By Gregory Crofton
“I notice that when people are joking they are usually dead serious, and when they’re dead serious it’s usually pretty funny,” says lead singer Jim Morrison in the “The Doors – When You’re Strange,” a documentary from 2009 that I recently watched for a second and third time.
Directed and written by Tom DiCillo (Johnny Seude, Living in Oblivion) and produced by Dick Wolf, creator of the Law & Order franchise, this music doc was made to be seen in a theater, but alas it saw only limited release in L.A. and New York. You can read about its botched sales and distribution plan in this in-depth interview with DiCillo at Stereo Embers.
Also PBS broadcast the film on television (American Masters) before it hit theaters, further limiting its potential to rope in a real audience. That’s probably why the naked cliff dive by Morrison near end of film took me by surprise. Those frames must not have aired on PBS when I watched it 11 years ago.
The Doors officially became a band in 1965 and helped usher in the cultural revolution of the late 60s, which meant lots of acid, free love and more open minds. Its first real gig was as the house band at the Whisky a Go Go, where an Elektra record executive heard them play and soon offered them a three-record deal.
Their first album, and the four after that, were produced by Paul A. Rothchild on a 4-track, new technology at the time, and one reason Doors’ recordings sound state-of-the-art even today. Their first single “Break on Through (to the Other Side)” reached No. 106 on the charts, quickly followed by “Light My Fire,” which hit No. 1 in a hurry because of AM radio airplay.
Though the members of the band shared songwriting credits equally, the drama of The Doors is really Morrison’s story. He partied hard, abusing drugs and alcohol, celebrating life as he flirted with death. Morrison could also be paradoxical about the attention he received from fans. Sometimes he clearly needed it, other times he ran from it.
Dicillo’s film is flawlessly crafted, culled from hundreds of hours of performance and behind-the-scenes clips. Some of the best parts of the doc are its soundtrack (particularly “Riders on the Storm” set to images of The Vietnam War) and that makes its limited theatrical release a true loss. I remember seeing Oliver Stone’s “The Doors” (1991) and how we all ran to the theater, then celebrated the band for days.
Dicillo also smartly made use of restored clips from “HWY: An American Pastoral,” a 52-minute film that Morrison and friends shot in 1970. Whether the person in this film is Jim Morrison (it is), or an actor, ultimately hurt the distribution of the documentary (read more on that issue in the Stereo Embers interview above).
“The Doors – When You’re Strange” is now streaming on Amazon Prime. If you’ve got some version of a home theater, turn up the volume and let Morrison and The Doors take you on a “Moonlight Drive.”

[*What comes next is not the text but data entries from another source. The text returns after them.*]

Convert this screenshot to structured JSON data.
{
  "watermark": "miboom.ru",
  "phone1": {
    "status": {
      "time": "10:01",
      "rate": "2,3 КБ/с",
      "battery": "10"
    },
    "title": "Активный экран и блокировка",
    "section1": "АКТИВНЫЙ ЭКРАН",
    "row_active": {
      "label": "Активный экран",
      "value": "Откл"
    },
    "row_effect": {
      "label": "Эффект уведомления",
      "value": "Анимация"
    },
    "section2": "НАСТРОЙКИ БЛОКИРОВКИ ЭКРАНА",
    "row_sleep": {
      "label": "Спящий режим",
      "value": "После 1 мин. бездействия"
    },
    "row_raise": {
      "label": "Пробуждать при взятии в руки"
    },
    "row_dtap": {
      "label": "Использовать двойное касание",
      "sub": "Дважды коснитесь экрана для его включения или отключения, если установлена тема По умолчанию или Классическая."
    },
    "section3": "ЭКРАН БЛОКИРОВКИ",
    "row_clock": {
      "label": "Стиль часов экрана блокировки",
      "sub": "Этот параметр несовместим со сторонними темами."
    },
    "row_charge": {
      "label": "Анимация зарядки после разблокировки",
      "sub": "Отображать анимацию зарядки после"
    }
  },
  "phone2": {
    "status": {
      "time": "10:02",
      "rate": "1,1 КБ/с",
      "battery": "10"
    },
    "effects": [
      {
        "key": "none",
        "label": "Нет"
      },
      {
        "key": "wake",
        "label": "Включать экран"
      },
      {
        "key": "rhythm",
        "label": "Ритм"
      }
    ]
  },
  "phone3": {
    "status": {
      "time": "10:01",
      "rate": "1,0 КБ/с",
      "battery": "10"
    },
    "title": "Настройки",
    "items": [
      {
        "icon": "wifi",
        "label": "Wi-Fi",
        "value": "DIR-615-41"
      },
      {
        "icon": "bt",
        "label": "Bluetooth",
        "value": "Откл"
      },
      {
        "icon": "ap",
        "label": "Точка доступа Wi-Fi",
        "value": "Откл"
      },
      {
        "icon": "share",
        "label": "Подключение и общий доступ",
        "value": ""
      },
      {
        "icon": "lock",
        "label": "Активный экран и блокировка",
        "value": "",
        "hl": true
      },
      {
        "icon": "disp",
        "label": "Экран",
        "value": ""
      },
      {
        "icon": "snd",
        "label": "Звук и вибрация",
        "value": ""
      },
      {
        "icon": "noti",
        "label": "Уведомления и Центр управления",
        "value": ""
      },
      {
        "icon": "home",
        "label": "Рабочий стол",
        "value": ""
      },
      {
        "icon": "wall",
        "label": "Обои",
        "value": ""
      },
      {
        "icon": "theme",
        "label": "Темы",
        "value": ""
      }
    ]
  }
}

Morrison — a huge fan of Elvis Presley, and later Frank Sinatra — did it man! Think those leather pants, that belt and hair cut happened by accident? He got exactly what he wanted (save the horrible death).
And you can too because you’re … ALIVE!